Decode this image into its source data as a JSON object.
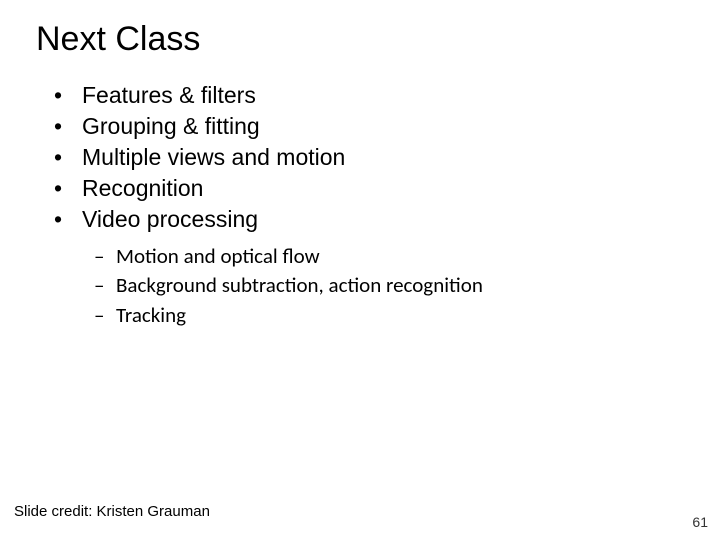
{
  "title": "Next Class",
  "bullets": [
    "Features & filters",
    "Grouping & fitting",
    "Multiple views and motion",
    "Recognition",
    "Video processing"
  ],
  "sublist": [
    "Motion and optical flow",
    "Background subtraction, action recognition",
    "Tracking"
  ],
  "credit": "Slide credit: Kristen Grauman",
  "page_number": "61"
}
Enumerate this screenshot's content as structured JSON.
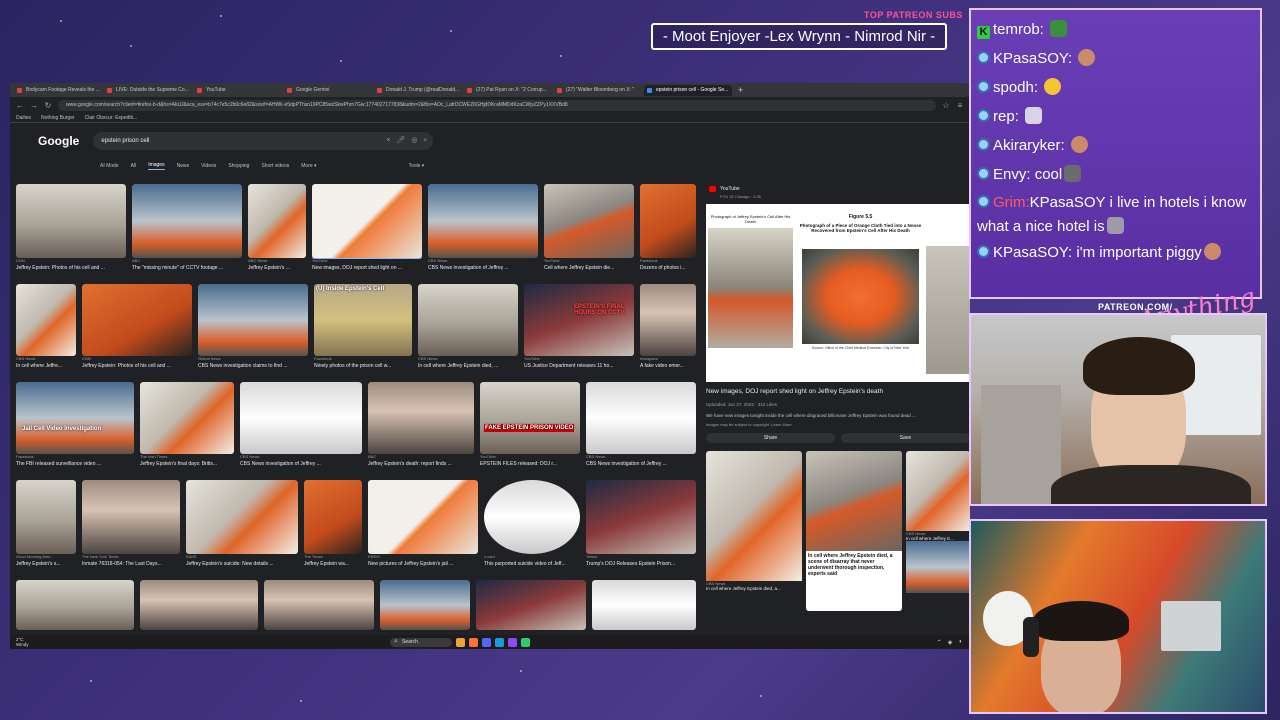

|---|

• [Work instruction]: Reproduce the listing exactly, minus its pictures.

• [Result]:
Decode this image into its source data as a JSON object.
{
  "title": "Next Class",
  "bullets": [
    "Features & filters",
    "Grouping & fitting",
    "Multiple views and motion",
    "Recognition",
    "Video processing"
  ],
  "sublist": [
    "Motion and optical flow",
    "Background subtraction, action recognition",
    "Tracking"
  ],
  "credit": "Slide credit: Kristen Grauman",
  "page_number": "61"
}
Enumerate this screenshot's content as structured JSON.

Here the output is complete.